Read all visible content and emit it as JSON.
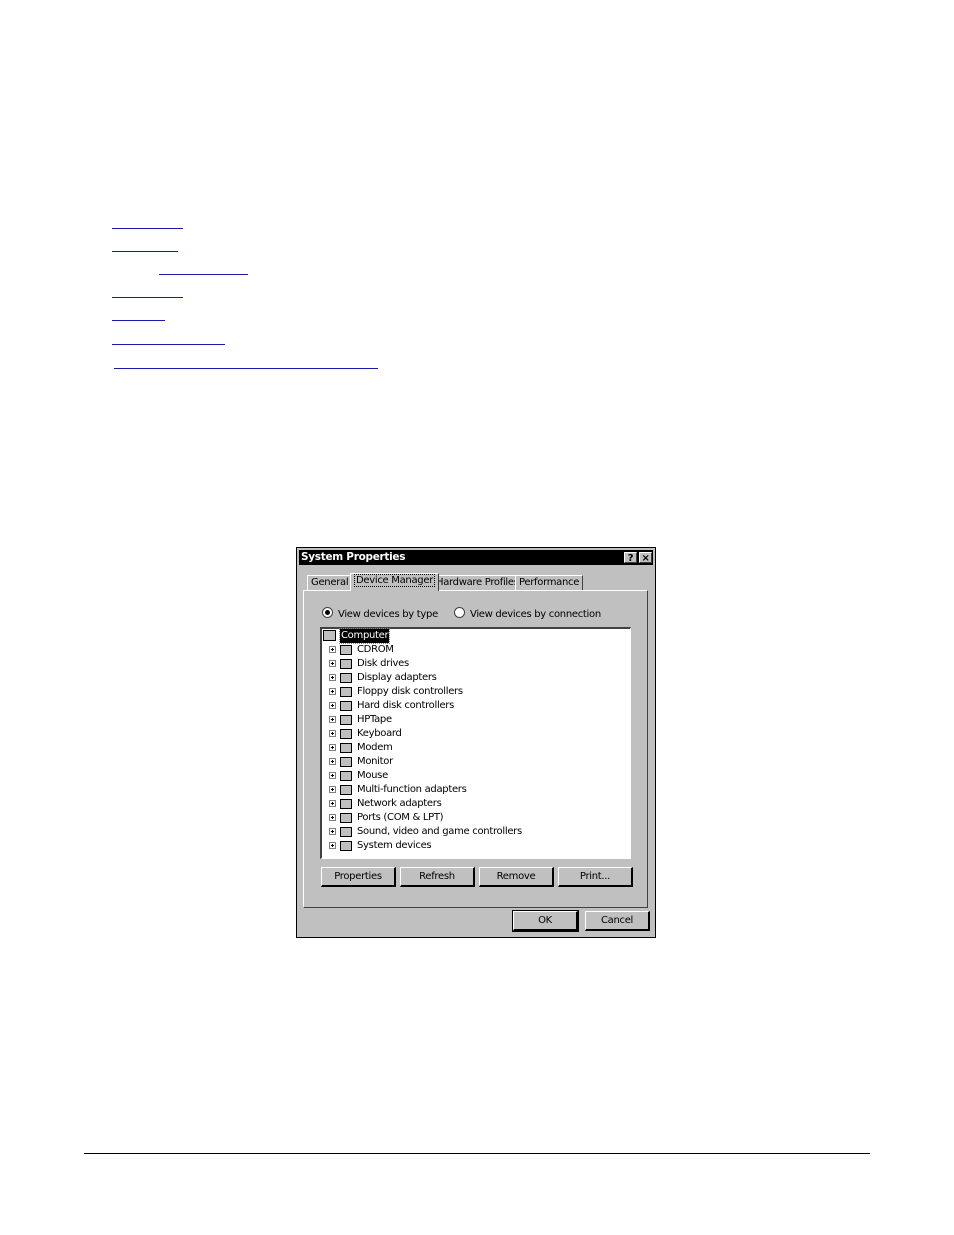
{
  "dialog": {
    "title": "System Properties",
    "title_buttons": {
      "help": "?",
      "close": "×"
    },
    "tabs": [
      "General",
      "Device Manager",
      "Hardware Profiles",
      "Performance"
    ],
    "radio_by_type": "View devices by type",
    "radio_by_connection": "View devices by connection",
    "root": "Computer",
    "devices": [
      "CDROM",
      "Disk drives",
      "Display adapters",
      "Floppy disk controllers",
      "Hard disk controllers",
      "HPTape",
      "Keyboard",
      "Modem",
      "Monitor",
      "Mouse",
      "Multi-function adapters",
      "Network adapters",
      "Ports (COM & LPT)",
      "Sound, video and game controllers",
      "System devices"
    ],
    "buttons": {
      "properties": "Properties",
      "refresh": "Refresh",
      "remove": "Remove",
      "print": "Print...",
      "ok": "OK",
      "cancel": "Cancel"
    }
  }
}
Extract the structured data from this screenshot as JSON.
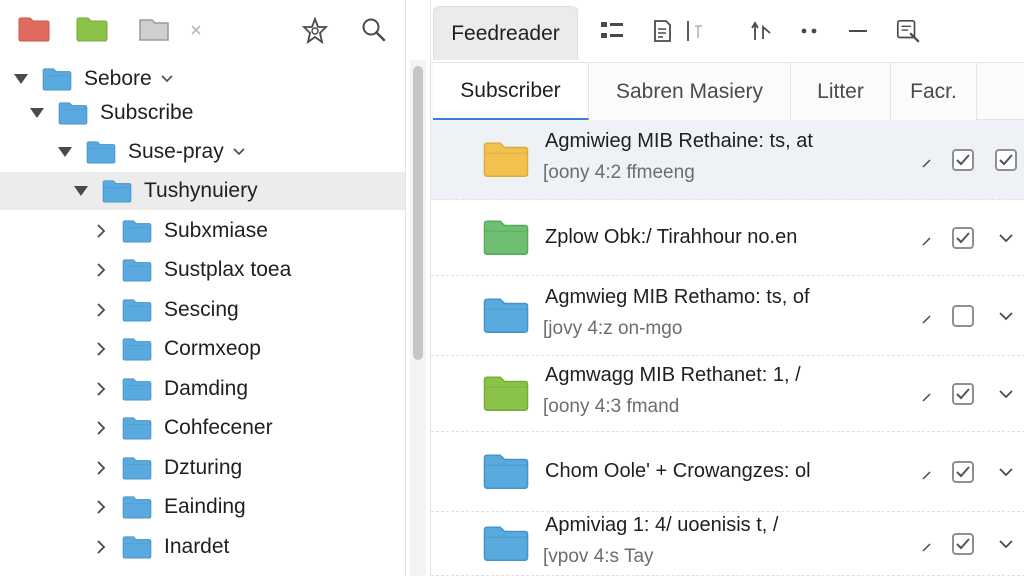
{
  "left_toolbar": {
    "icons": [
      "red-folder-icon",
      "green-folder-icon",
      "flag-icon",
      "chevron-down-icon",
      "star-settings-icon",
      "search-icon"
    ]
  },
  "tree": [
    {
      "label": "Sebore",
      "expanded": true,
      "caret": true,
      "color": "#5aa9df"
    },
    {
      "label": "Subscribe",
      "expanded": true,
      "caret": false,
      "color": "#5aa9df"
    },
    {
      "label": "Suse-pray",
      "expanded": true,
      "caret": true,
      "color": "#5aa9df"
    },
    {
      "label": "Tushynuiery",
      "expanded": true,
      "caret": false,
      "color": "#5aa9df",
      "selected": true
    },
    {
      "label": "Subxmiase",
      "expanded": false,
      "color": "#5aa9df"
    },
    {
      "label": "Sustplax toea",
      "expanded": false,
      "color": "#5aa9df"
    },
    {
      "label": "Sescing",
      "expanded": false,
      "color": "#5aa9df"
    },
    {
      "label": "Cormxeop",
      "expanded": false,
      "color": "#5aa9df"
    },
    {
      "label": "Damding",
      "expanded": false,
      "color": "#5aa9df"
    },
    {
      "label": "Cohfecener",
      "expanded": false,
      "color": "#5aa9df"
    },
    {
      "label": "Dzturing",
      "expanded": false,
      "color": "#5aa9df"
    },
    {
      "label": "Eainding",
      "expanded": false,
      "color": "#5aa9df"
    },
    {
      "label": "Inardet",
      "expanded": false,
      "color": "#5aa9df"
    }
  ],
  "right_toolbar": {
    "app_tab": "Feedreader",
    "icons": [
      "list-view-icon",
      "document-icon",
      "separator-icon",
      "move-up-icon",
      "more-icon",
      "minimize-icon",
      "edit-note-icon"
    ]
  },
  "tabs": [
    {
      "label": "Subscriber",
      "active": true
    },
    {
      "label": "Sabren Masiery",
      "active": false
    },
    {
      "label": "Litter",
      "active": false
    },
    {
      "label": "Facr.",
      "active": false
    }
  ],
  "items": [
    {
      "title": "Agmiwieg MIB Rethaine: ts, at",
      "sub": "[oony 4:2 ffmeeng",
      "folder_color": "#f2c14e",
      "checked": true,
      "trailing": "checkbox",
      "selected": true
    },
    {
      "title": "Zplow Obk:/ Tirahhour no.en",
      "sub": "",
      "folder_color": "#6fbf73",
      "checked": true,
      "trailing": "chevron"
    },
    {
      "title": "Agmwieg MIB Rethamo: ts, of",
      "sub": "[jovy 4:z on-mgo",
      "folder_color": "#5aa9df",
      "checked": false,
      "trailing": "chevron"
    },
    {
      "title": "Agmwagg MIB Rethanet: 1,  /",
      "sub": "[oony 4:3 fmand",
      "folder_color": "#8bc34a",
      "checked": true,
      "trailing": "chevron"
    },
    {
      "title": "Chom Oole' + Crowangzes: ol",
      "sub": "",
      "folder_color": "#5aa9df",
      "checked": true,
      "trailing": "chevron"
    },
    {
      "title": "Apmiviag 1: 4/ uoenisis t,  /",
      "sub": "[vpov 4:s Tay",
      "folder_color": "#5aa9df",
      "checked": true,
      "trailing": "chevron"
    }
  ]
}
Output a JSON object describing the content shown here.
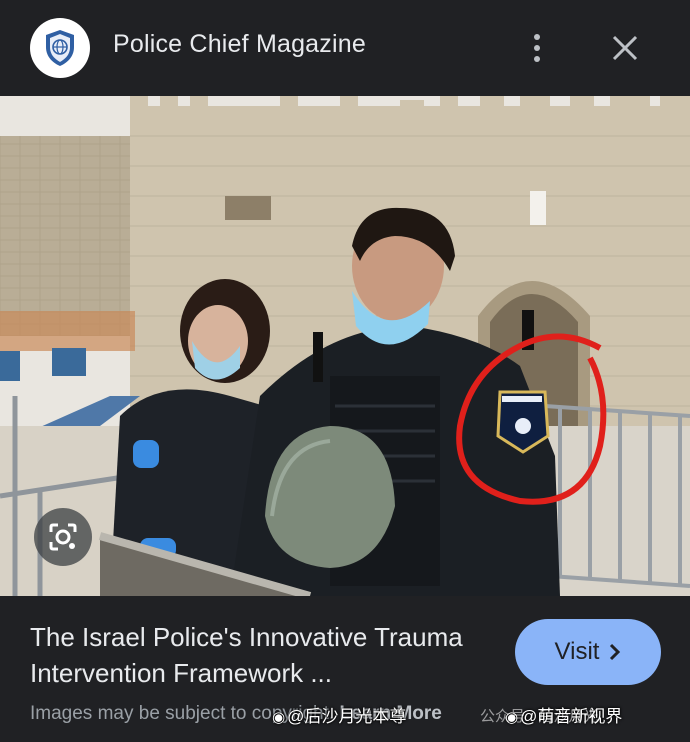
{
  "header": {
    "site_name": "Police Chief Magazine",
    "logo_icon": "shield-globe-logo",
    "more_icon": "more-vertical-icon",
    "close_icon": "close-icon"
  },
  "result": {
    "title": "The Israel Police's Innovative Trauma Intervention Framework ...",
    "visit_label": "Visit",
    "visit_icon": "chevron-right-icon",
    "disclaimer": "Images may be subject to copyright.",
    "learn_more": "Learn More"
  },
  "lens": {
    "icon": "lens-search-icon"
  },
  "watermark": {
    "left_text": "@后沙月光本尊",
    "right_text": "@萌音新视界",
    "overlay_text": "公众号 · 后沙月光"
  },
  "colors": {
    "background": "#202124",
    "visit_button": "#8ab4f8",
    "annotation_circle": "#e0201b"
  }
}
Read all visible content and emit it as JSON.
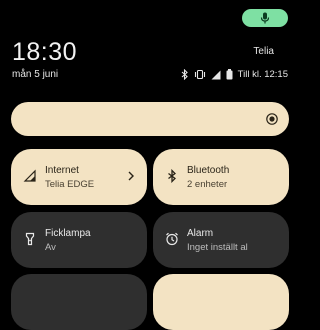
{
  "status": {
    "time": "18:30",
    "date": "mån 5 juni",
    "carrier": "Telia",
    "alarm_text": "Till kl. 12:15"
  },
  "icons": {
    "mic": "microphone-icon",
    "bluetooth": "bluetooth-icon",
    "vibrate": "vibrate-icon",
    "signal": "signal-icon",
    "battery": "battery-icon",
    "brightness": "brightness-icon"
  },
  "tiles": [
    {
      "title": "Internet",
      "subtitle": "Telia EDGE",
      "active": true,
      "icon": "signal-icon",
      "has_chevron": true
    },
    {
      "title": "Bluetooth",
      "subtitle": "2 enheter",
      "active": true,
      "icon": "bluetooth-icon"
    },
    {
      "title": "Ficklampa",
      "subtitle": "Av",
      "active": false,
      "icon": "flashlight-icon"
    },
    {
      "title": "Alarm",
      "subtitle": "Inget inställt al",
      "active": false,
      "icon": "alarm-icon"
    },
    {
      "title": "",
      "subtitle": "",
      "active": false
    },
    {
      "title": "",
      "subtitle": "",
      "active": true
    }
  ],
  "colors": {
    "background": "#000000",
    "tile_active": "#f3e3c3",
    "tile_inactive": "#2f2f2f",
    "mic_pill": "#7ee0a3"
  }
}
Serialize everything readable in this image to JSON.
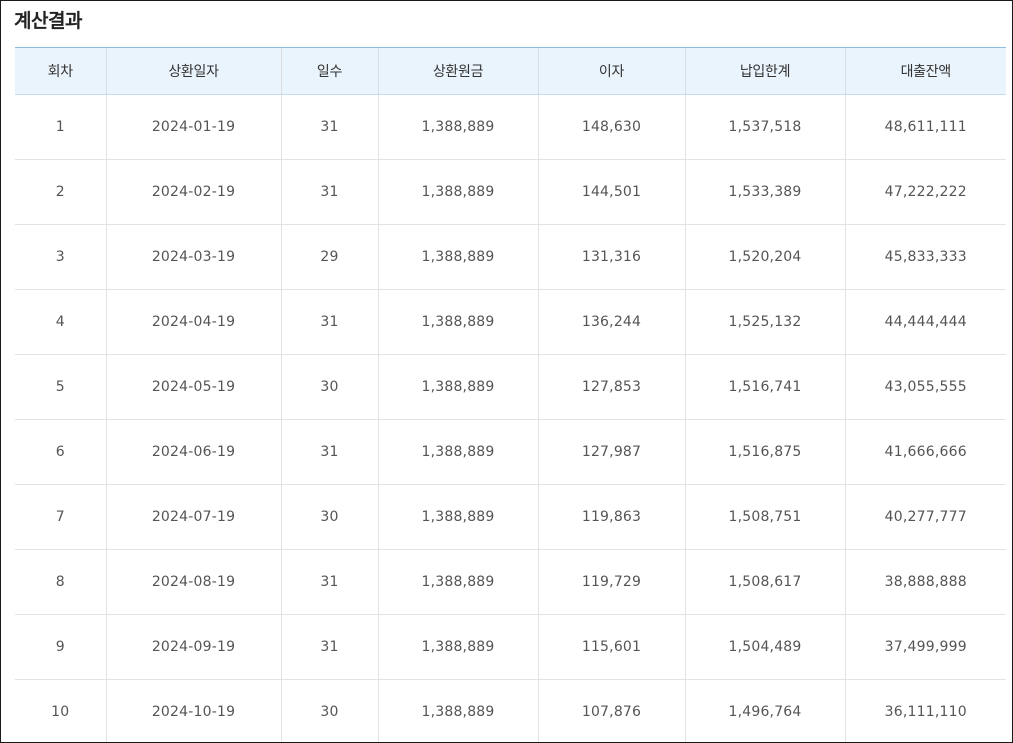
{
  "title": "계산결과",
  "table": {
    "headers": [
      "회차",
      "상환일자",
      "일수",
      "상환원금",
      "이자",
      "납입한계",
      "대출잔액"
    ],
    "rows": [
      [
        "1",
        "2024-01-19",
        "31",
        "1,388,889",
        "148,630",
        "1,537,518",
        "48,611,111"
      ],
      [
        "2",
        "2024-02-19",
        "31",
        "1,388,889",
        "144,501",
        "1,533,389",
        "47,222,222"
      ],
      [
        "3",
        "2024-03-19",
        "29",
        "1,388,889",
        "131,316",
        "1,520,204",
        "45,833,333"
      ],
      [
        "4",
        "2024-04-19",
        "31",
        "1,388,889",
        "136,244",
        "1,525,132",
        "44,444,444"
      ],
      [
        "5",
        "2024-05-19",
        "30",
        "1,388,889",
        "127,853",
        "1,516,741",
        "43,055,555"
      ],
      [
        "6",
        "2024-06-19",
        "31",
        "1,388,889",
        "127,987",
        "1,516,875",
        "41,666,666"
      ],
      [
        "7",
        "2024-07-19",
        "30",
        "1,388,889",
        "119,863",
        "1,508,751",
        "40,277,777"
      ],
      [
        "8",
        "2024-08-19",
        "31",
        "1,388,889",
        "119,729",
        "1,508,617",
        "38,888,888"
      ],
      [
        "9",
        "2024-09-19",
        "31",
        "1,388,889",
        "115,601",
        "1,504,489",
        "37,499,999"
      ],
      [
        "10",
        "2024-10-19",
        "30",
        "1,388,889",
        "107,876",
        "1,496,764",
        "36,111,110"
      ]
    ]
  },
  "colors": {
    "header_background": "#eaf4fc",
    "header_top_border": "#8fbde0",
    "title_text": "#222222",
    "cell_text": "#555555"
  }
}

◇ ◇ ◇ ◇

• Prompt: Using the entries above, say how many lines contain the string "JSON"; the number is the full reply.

• Result below: 5